For more than twenty years, scientists have been finding evidence that consuming nuts results in measurable health benefits. Frequent consumption of tree nuts has been linked to a reduced of major chronic diseases such as heart disorders and Type 2 Diabetes. But the most recent studies have even better news.

The Nurses’ Health Study and the Health Professional’s Follow-Up Study together followed over 118,000 men and women for years, recording what participants ate, and analyzing their diets in relation to the causes of death of the approximately 27,000 people who died over that time. They found that the more often nuts were consumed, the less likely the participants were to die of diseases such as cancer, heart disease, and respiratory disease. And not because the nut eaters fell prey to another illness! Their death rate (from any cause) was overall lower than those who did not eat nuts.

But, you ask, aren’t nuts really fattening? Yes, they can contain up to 200 calories per ounce, and 80% of that is from fat. But nuts are one of the food products that contain “good fats” – like avocado and fatty fish. Additionally, because they are fatty and high in protein, they quell hunger much better than snacks high in sugar and carbs. Those who snack on nuts are likely to snack less, and eat less overall. Plus, botanically speaking, nuts are fruit – they’re just the seed part, which is capable of producing a new plant when raw. Therefore, much like yolks, nuts contain extra nutrients to help support healthy tissue.

Including a serving or two of nuts in your daily diet is not hard – for breakfast, add nuts to your oatmeal. For lunch, chop up some almonds to go on top of your salad. Nuts can also be added to stir-fries and desserts – so don’t be afraid to experiment!

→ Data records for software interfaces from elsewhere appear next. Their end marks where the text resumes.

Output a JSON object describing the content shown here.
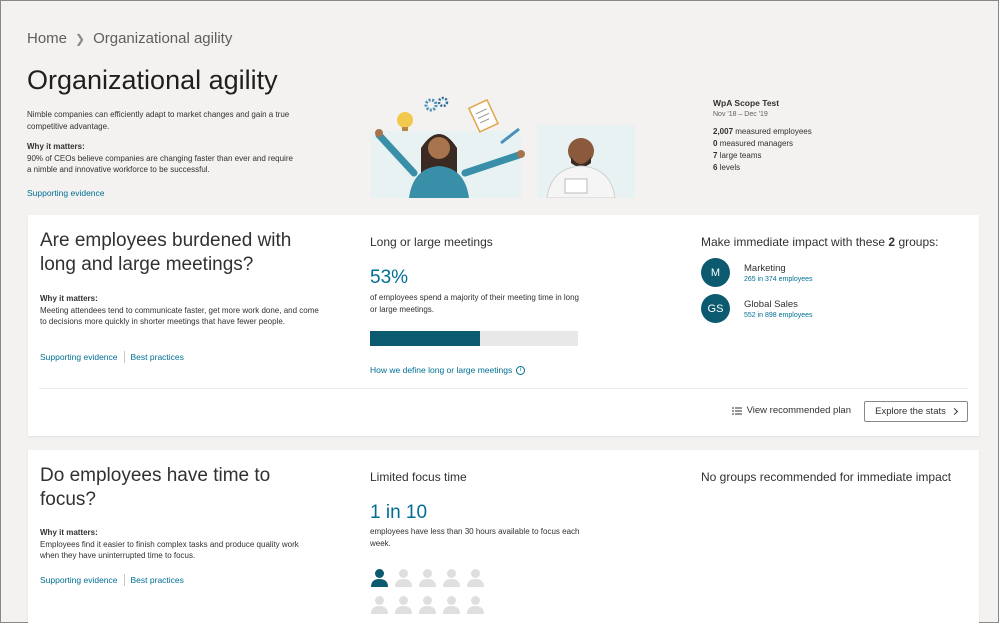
{
  "breadcrumb": {
    "home": "Home",
    "separator": ">",
    "current": "Organizational agility"
  },
  "page": {
    "title": "Organizational agility",
    "intro": "Nimble companies can efficiently adapt to market changes and gain a true competitive advantage.",
    "why_heading": "Why it matters:",
    "why_text": "90% of CEOs believe companies are changing faster than ever and require a nimble and innovative workforce to be successful.",
    "supporting_link": "Supporting evidence"
  },
  "scope": {
    "title": "WpA Scope Test",
    "dates": "Nov '18 – Dec '19",
    "stats": [
      {
        "value": "2,007",
        "label": "measured employees"
      },
      {
        "value": "0",
        "label": "measured managers"
      },
      {
        "value": "7",
        "label": "large teams"
      },
      {
        "value": "6",
        "label": "levels"
      }
    ]
  },
  "card1": {
    "question": "Are employees burdened with long and large meetings?",
    "why_heading": "Why it matters:",
    "why_text": "Meeting attendees tend to communicate faster, get more work done, and come to decisions more quickly in shorter meetings that have fewer people.",
    "link_evidence": "Supporting evidence",
    "link_practices": "Best practices",
    "metric_label": "Long or large meetings",
    "metric_value": "53%",
    "metric_fraction": 0.53,
    "metric_desc": "of employees spend a majority of their meeting time in long or large meetings.",
    "define_link": "How we define long or large meetings",
    "info_icon": "i",
    "groups_title_prefix": "Make immediate impact with these",
    "groups_count": "2",
    "groups_title_suffix": "groups:",
    "groups": [
      {
        "initials": "M",
        "name": "Marketing",
        "count": "265 in 374 employees"
      },
      {
        "initials": "GS",
        "name": "Global Sales",
        "count": "552 in 898 employees"
      }
    ],
    "view_plan": "View recommended plan",
    "explore": "Explore the stats"
  },
  "card2": {
    "question": "Do employees have time to focus?",
    "why_heading": "Why it matters:",
    "why_text": "Employees find it easier to finish complex tasks and produce quality work when they have uninterrupted time to focus.",
    "link_evidence": "Supporting evidence",
    "link_practices": "Best practices",
    "metric_label": "Limited focus time",
    "metric_value": "1 in 10",
    "metric_desc": "employees have less than 30 hours available to focus each week.",
    "highlighted_people": 1,
    "total_people": 10,
    "groups_title": "No groups recommended for immediate impact"
  },
  "colors": {
    "accent": "#006f94",
    "dark_teal": "#0b5a6f",
    "background": "#f3f2f1"
  }
}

To learn more about the study, read the full article at The New York Times.

Image Credit: Wen95